Material for this task below:

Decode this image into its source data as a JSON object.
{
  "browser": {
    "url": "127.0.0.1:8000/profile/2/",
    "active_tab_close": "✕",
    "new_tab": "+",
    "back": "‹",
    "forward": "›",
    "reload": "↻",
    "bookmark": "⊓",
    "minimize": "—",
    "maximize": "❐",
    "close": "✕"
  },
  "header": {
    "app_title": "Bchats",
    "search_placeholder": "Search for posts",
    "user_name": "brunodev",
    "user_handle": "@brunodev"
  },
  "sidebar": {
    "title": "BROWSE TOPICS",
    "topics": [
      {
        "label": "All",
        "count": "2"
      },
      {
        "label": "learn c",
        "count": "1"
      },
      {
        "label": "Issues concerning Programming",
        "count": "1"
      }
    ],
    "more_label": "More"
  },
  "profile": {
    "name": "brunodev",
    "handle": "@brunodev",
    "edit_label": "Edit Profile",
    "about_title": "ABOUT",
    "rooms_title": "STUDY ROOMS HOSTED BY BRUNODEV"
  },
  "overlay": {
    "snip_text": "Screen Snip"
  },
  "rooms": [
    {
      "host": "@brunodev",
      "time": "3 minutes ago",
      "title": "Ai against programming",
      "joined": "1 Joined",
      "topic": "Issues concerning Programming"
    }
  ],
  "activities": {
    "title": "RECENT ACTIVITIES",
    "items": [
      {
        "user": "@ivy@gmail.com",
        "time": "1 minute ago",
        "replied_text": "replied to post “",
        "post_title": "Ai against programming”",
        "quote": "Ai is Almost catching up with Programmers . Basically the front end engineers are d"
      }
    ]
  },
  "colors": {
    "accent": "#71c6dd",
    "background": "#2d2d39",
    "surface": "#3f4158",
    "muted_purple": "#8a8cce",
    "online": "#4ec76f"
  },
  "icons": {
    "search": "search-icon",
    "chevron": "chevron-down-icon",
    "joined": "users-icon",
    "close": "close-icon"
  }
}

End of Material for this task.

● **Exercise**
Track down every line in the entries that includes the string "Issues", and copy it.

● **Exercise result**
        "label": "Issues concerning Programming",
      "topic": "Issues concerning Programming"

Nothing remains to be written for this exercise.